# WHAT THE TASK REQUIRES
Print each of the records below, leaving every word as it is.

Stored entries
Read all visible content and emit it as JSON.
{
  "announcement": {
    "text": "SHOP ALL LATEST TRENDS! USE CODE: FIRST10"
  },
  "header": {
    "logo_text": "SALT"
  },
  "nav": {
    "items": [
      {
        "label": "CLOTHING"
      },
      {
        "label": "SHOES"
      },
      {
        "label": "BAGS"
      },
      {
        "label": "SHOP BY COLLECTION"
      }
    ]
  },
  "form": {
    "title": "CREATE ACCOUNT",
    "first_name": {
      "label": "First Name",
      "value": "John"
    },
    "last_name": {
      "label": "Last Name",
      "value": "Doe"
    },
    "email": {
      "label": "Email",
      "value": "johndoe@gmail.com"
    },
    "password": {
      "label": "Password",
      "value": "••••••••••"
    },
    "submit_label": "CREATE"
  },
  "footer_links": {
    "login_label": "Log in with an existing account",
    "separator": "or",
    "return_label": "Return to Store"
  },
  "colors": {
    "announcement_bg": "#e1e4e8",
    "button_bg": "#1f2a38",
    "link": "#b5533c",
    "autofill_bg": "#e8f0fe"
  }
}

# THE ANSWER
Read all visible content and emit it as JSON.
{
  "announcement": {
    "text": "SHOP ALL LATEST TRENDS! USE CODE: FIRST10"
  },
  "header": {
    "logo_text": "SALT"
  },
  "nav": {
    "items": [
      {
        "label": "CLOTHING"
      },
      {
        "label": "SHOES"
      },
      {
        "label": "BAGS"
      },
      {
        "label": "SHOP BY COLLECTION"
      }
    ]
  },
  "form": {
    "title": "CREATE ACCOUNT",
    "first_name": {
      "label": "First Name",
      "value": "John"
    },
    "last_name": {
      "label": "Last Name",
      "value": "Doe"
    },
    "email": {
      "label": "Email",
      "value": "johndoe@gmail.com"
    },
    "password": {
      "label": "Password",
      "value": "••••••••••"
    },
    "submit_label": "CREATE"
  },
  "footer_links": {
    "login_label": "Log in with an existing account",
    "separator": "or",
    "return_label": "Return to Store"
  },
  "colors": {
    "announcement_bg": "#e1e4e8",
    "button_bg": "#1f2a38",
    "link": "#b5533c",
    "autofill_bg": "#e8f0fe"
  }
}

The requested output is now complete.